All the rules for having the “best party on the block” are followed: they craft their own invitations, screen their guests and make sure that they have enough alcohol and drugs to keep the party going. But, the hilarious ways in which the sisters do this are what makes this movie unique.

The scene where they both go to the clothing store to buy clothes that are definitely not age appropriate is wonderfully hilarious. The duo does a choreographed performance at the party, dancing to Snow’s “Informer.”

Guest appearances made the film fun and nostalgic at times. Tina Fey and Amy Poehler felt at home as various guests from “Saturday Night Live” pleasantly show up at the party, only adding more humor to the comedic duo’s spotlight. Sometimes, though, the characters seem to force out the comedy, especially the comical sequence by Bobby Moynihan as Alex, who simply seems way too desperate to get attention.

Other characters include John Cena, as Pazuzu, seemingly strong but actually sensitive, and Ika Barinholt, as James, Maura’s love interest. This romance between Maura and James added additional substance to the film, making this movie more than just a comedy.

Although it’s incredibly awkward at the beginning, bringing out the unnatural flirtatious side of Maura, the romance inspires her to move on from her recent divorce and come of her shell.
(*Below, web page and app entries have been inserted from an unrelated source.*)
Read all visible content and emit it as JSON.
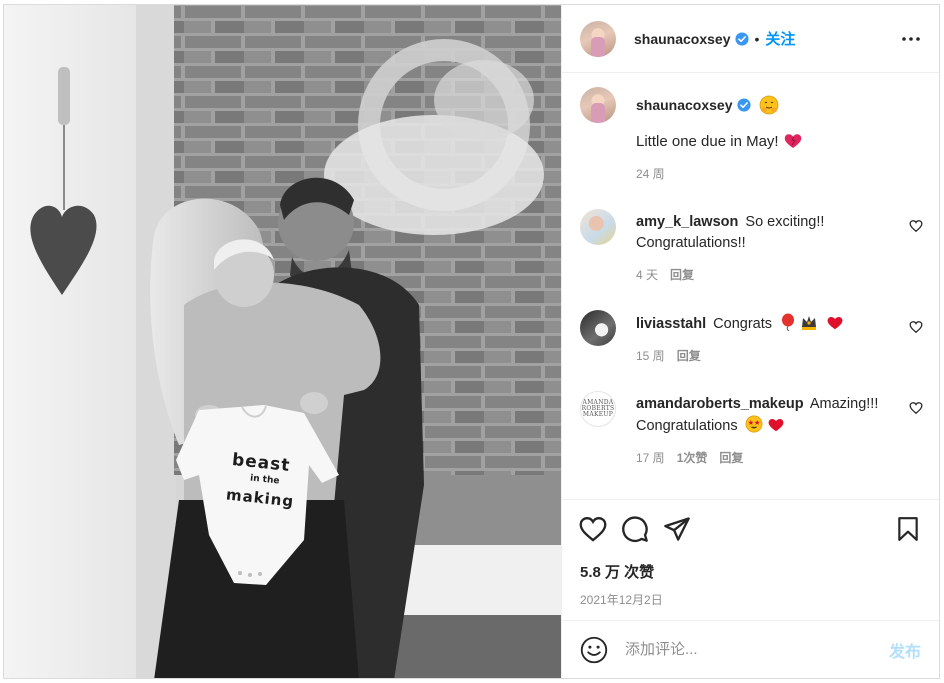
{
  "post": {
    "author": "shaunacoxsey",
    "follow_label": "关注",
    "dot": "•",
    "photo_onesie_text": [
      "beast",
      "in the",
      "making"
    ]
  },
  "caption": {
    "username": "shaunacoxsey",
    "text": "Little one due in May!",
    "time": "24 周"
  },
  "comments": [
    {
      "username": "amy_k_lawson",
      "text": "So exciting!! Congratulations!!",
      "time": "4 天",
      "reply": "回复"
    },
    {
      "username": "liviasstahl",
      "text": "Congrats",
      "time": "15 周",
      "reply": "回复"
    },
    {
      "username": "amandaroberts_makeup",
      "text": "Amazing!!! Congratulations",
      "time": "17 周",
      "likes": "1次赞",
      "reply": "回复",
      "avatar_text": "AMANDA ROBERTS MAKEUP"
    }
  ],
  "likes_count": "5.8 万 次赞",
  "date": "2021年12月2日",
  "add_comment": {
    "placeholder": "添加评论...",
    "post_label": "发布"
  },
  "colors": {
    "accent": "#0095f6",
    "verified": "#3897f0",
    "muted": "#8e8e8e",
    "post_disabled": "#b2dffc"
  },
  "icons": [
    "verified-badge-icon",
    "more-options-icon",
    "heart-icon",
    "comment-icon",
    "share-icon",
    "bookmark-icon",
    "emoji-smile-icon"
  ]
}
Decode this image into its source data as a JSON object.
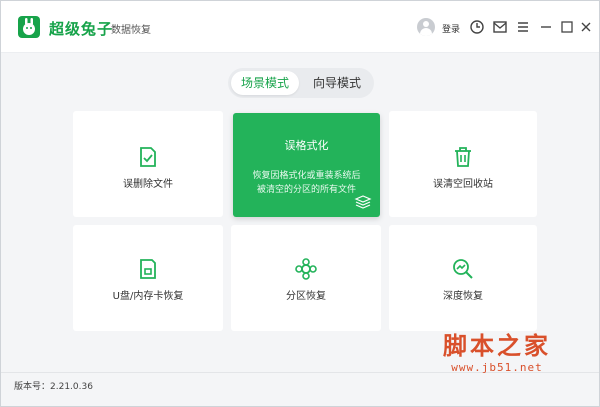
{
  "app": {
    "title": "超级兔子",
    "subtitle": "数据恢复",
    "login_label": "登录"
  },
  "toolbar_icons": [
    "avatar-icon",
    "refresh-settings-icon",
    "message-icon",
    "menu-icon",
    "minimize-icon",
    "close-icon"
  ],
  "tabs": [
    {
      "label": "场景模式",
      "active": true
    },
    {
      "label": "向导模式",
      "active": false
    }
  ],
  "cards": [
    {
      "label": "误删除文件",
      "icon": "delete-file-icon"
    },
    {
      "title": "误格式化",
      "desc_line1": "恢复因格式化或重装系统后",
      "desc_line2": "被清空的分区的所有文件",
      "icon": "layers-icon"
    },
    {
      "label": "误清空回收站",
      "icon": "recycle-bin-icon"
    },
    {
      "label": "U盘/内存卡恢复",
      "icon": "sd-card-icon"
    },
    {
      "label": "分区恢复",
      "icon": "partition-icon"
    },
    {
      "label": "深度恢复",
      "icon": "deep-scan-icon"
    }
  ],
  "footer": {
    "version": "版本号：2.21.0.36"
  },
  "watermark": {
    "text": "脚本之家",
    "url": "www.jb51.net"
  },
  "colors": {
    "accent": "#23b35a",
    "brand": "#17a34a",
    "watermark": "#d9502b"
  }
}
Although the humor seems sometimes forceful, and the film drags, Jason Moore is able to balance the humor, while showing the audience how strong the relationship with family really is.
Through multiple mishaps at the party—resulting in a basically broken home—both Maura and Kate are forced to confront their flaws. They learn that they have to grow up and cannot stay the same twelve year-olds that they try to live through in their personal diaries.